• [What to work on]: Retype the listing that follows, leaving nothing out.
::::::::::
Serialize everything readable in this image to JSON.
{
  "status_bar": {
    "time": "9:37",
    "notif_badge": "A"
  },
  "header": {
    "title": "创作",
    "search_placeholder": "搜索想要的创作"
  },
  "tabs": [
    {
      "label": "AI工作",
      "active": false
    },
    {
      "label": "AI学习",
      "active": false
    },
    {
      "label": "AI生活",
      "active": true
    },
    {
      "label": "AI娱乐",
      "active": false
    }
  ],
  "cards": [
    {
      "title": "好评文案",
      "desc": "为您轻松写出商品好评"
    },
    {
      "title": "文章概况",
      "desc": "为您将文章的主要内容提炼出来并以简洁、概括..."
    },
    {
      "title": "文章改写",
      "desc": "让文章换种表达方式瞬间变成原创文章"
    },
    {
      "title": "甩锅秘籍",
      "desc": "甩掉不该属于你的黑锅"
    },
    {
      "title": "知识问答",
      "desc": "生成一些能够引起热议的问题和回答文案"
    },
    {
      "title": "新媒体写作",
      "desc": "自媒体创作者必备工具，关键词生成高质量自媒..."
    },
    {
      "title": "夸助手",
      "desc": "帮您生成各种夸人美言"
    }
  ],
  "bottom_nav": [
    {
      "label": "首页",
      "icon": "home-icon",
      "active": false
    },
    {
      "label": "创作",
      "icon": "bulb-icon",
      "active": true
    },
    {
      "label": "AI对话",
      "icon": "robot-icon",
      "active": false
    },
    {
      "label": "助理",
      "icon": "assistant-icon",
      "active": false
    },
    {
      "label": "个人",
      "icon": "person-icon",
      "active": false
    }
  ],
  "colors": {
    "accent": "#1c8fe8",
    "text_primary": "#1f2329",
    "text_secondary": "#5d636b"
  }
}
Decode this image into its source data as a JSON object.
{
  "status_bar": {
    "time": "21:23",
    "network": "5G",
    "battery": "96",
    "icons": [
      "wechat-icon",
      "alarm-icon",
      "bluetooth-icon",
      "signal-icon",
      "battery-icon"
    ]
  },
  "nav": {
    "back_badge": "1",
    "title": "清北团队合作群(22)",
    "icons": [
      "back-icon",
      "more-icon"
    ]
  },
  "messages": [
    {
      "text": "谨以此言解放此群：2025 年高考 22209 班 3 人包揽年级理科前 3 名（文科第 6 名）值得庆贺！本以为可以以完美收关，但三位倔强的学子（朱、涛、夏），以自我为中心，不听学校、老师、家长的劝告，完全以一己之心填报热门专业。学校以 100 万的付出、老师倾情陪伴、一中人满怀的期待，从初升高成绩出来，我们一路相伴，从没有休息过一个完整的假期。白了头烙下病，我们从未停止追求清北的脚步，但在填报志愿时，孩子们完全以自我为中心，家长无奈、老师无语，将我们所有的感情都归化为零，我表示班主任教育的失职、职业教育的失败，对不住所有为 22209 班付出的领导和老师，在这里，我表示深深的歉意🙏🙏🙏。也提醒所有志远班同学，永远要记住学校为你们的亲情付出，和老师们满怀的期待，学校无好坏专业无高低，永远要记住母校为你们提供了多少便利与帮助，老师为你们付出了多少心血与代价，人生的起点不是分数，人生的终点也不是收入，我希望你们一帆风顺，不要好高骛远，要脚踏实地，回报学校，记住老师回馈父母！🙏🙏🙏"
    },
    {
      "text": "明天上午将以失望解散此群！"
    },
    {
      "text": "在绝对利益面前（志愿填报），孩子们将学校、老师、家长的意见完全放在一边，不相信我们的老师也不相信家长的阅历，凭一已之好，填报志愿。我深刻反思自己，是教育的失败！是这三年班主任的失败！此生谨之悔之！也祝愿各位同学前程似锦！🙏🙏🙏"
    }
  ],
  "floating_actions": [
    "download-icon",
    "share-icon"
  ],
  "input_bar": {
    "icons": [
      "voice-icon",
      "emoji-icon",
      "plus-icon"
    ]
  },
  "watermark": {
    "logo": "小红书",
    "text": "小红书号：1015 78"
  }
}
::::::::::
• [Response to the task]:
Serialize everything readable in this image to JSON.
{
  "status_bar": {
    "time": "9:37",
    "notif_badge": "A"
  },
  "header": {
    "title": "创作",
    "search_placeholder": "搜索想要的创作"
  },
  "tabs": [
    {
      "label": "AI工作",
      "active": false
    },
    {
      "label": "AI学习",
      "active": false
    },
    {
      "label": "AI生活",
      "active": true
    },
    {
      "label": "AI娱乐",
      "active": false
    }
  ],
  "cards": [
    {
      "title": "好评文案",
      "desc": "为您轻松写出商品好评"
    },
    {
      "title": "文章概况",
      "desc": "为您将文章的主要内容提炼出来并以简洁、概括..."
    },
    {
      "title": "文章改写",
      "desc": "让文章换种表达方式瞬间变成原创文章"
    },
    {
      "title": "甩锅秘籍",
      "desc": "甩掉不该属于你的黑锅"
    },
    {
      "title": "知识问答",
      "desc": "生成一些能够引起热议的问题和回答文案"
    },
    {
      "title": "新媒体写作",
      "desc": "自媒体创作者必备工具，关键词生成高质量自媒..."
    },
    {
      "title": "夸助手",
      "desc": "帮您生成各种夸人美言"
    }
  ],
  "bottom_nav": [
    {
      "label": "首页",
      "icon": "home-icon",
      "active": false
    },
    {
      "label": "创作",
      "icon": "bulb-icon",
      "active": true
    },
    {
      "label": "AI对话",
      "icon": "robot-icon",
      "active": false
    },
    {
      "label": "助理",
      "icon": "assistant-icon",
      "active": false
    },
    {
      "label": "个人",
      "icon": "person-icon",
      "active": false
    }
  ],
  "colors": {
    "accent": "#1c8fe8",
    "text_primary": "#1f2329",
    "text_secondary": "#5d636b"
  }
}
Decode this image into its source data as a JSON object.
{
  "status_bar": {
    "time": "21:23",
    "network": "5G",
    "battery": "96",
    "icons": [
      "wechat-icon",
      "alarm-icon",
      "bluetooth-icon",
      "signal-icon",
      "battery-icon"
    ]
  },
  "nav": {
    "back_badge": "1",
    "title": "清北团队合作群(22)",
    "icons": [
      "back-icon",
      "more-icon"
    ]
  },
  "messages": [
    {
      "text": "谨以此言解放此群：2025 年高考 22209 班 3 人包揽年级理科前 3 名（文科第 6 名）值得庆贺！本以为可以以完美收关，但三位倔强的学子（朱、涛、夏），以自我为中心，不听学校、老师、家长的劝告，完全以一己之心填报热门专业。学校以 100 万的付出、老师倾情陪伴、一中人满怀的期待，从初升高成绩出来，我们一路相伴，从没有休息过一个完整的假期。白了头烙下病，我们从未停止追求清北的脚步，但在填报志愿时，孩子们完全以自我为中心，家长无奈、老师无语，将我们所有的感情都归化为零，我表示班主任教育的失职、职业教育的失败，对不住所有为 22209 班付出的领导和老师，在这里，我表示深深的歉意🙏🙏🙏。也提醒所有志远班同学，永远要记住学校为你们的亲情付出，和老师们满怀的期待，学校无好坏专业无高低，永远要记住母校为你们提供了多少便利与帮助，老师为你们付出了多少心血与代价，人生的起点不是分数，人生的终点也不是收入，我希望你们一帆风顺，不要好高骛远，要脚踏实地，回报学校，记住老师回馈父母！🙏🙏🙏"
    },
    {
      "text": "明天上午将以失望解散此群！"
    },
    {
      "text": "在绝对利益面前（志愿填报），孩子们将学校、老师、家长的意见完全放在一边，不相信我们的老师也不相信家长的阅历，凭一已之好，填报志愿。我深刻反思自己，是教育的失败！是这三年班主任的失败！此生谨之悔之！也祝愿各位同学前程似锦！🙏🙏🙏"
    }
  ],
  "floating_actions": [
    "download-icon",
    "share-icon"
  ],
  "input_bar": {
    "icons": [
      "voice-icon",
      "emoji-icon",
      "plus-icon"
    ]
  },
  "watermark": {
    "logo": "小红书",
    "text": "小红书号：1015 78"
  }
}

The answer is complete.